Sprains or strains of joints or adjacent muscles now account for more than 50 per cent of new workers compensation cases recorded by the National Occupational Health and Safety Commission according to Siegle. He said one recent successful prosecution involved the proprietor of a public building who had maintained safe underfoot conditions until a visitor came in from the rain and spread water about the floor.

"Despite the fact that the accident victim brought in the water upon which she subsequently slipped, the judgement said the building owner was liable because he should have provided flooring that provided for this contingency.

"It might not sound very fair, but this type of case is going to get much more common in Australia as we follow the US model, where the 25,000 slip/fall accidents reported by the National Safety Council in the US are costing that country about $US3.5 million dollars an hour, or $US30 billion a year - which is more than the Australian Federal Government spends on health, education and welfare combined."

"Much of the expense involves public liability and a significant part involves workplace claims. This is a grim warning to Australia, because our population aging profiles are following theirs very closely - and so are our public liability and workplace liability claims" Siegle said.

The latest figures from the National Occupational Health and Safety Commission (NOHSC) show Australian industry now has well over 20,000 new worker's compensation cases a year where falls, slips and trips result in death, permanent disability or a temporary disability resulting in an absence from work of more than a week.

Such cases are inextricably linked with the safety of floor surfaces according to Siegle, who says the slip resistance of any surface is determined by the Coefficient of Friction (COF) on the surface. The COF is the horizontal force divided by the vertical force. The higher the coefficient of friction reading, the less slippery a surface.

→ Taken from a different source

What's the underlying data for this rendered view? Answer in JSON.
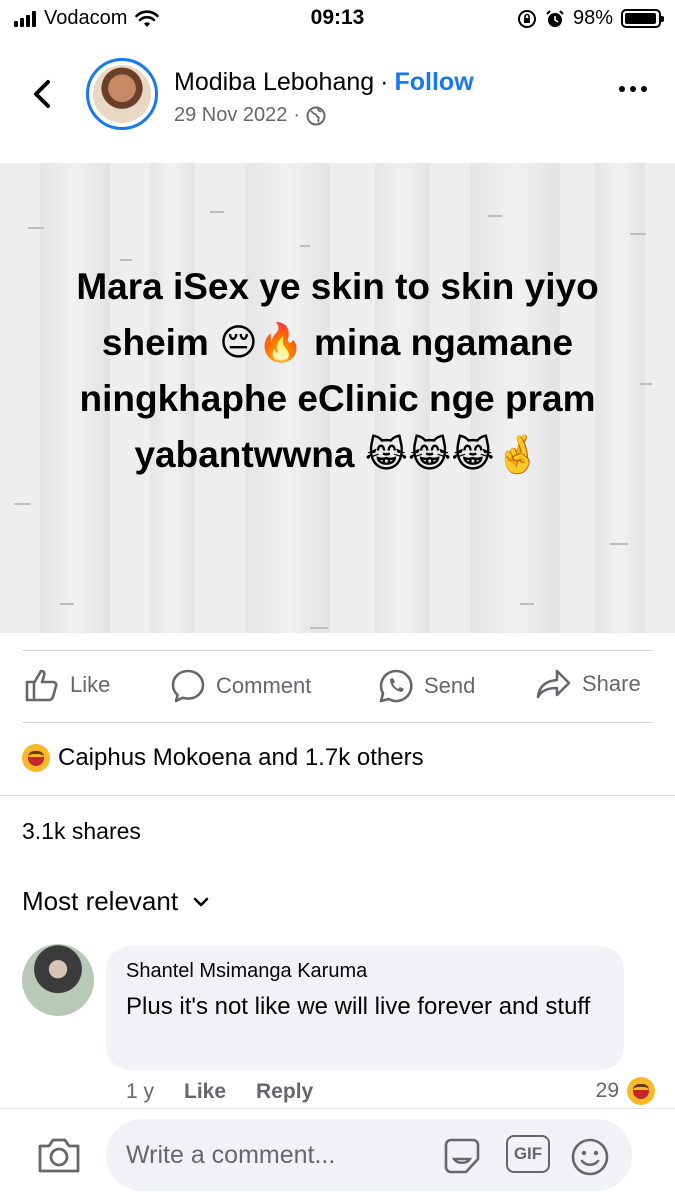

"Coefficient of Friction has become an important measure of performance for floor surfaces and to the anti-fatigue and safety matting industry. To guard against slip and fall accidents, the American OSHA recommends a static coefficient of friction of .5. The Americans with Disabilities Act (ADA) specifies a coefficient of friction of .6 on flat surfaces and .8 on ramps.

"With these recommendations in place, the concept of slip resistance has basically been elevated to a civil right. Right now, the static coefficient of friction of .5 is seen as legal and enforceable benchmark for slip-resistant pedestrian walkways. Similar standards of protection will ultimately arrive in Australia - it is not a question of if, but when."